» **DIRECTIONS**:
Return all of the entries below exactly as they are given.

» **MATERIAL FOR THIS TASK**:
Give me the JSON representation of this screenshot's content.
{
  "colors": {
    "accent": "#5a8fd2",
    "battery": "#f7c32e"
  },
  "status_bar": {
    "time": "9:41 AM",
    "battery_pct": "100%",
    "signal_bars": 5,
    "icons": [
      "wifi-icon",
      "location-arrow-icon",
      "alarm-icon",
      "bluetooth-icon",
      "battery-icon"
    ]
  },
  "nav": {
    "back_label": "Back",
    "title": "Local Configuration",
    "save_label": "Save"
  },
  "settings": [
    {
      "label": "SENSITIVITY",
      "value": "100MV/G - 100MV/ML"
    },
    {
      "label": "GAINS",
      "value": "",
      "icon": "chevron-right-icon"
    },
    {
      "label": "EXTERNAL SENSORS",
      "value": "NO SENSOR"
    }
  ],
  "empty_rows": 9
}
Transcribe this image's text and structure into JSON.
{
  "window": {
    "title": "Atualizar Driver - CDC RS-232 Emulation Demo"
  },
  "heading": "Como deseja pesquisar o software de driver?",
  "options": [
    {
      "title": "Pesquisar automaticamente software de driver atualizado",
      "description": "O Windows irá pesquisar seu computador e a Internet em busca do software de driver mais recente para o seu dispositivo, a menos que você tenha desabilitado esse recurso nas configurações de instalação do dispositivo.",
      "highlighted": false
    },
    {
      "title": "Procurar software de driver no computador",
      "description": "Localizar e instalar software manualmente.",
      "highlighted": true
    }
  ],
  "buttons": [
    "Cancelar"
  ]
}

» **TASK OUTPUT**:
Give me the JSON representation of this screenshot's content.
{
  "colors": {
    "accent": "#5a8fd2",
    "battery": "#f7c32e"
  },
  "status_bar": {
    "time": "9:41 AM",
    "battery_pct": "100%",
    "signal_bars": 5,
    "icons": [
      "wifi-icon",
      "location-arrow-icon",
      "alarm-icon",
      "bluetooth-icon",
      "battery-icon"
    ]
  },
  "nav": {
    "back_label": "Back",
    "title": "Local Configuration",
    "save_label": "Save"
  },
  "settings": [
    {
      "label": "SENSITIVITY",
      "value": "100MV/G - 100MV/ML"
    },
    {
      "label": "GAINS",
      "value": "",
      "icon": "chevron-right-icon"
    },
    {
      "label": "EXTERNAL SENSORS",
      "value": "NO SENSOR"
    }
  ],
  "empty_rows": 9
}
Transcribe this image's text and structure into JSON.
{
  "window": {
    "title": "Atualizar Driver - CDC RS-232 Emulation Demo"
  },
  "heading": "Como deseja pesquisar o software de driver?",
  "options": [
    {
      "title": "Pesquisar automaticamente software de driver atualizado",
      "description": "O Windows irá pesquisar seu computador e a Internet em busca do software de driver mais recente para o seu dispositivo, a menos que você tenha desabilitado esse recurso nas configurações de instalação do dispositivo.",
      "highlighted": false
    },
    {
      "title": "Procurar software de driver no computador",
      "description": "Localizar e instalar software manualmente.",
      "highlighted": true
    }
  ],
  "buttons": [
    "Cancelar"
  ]
}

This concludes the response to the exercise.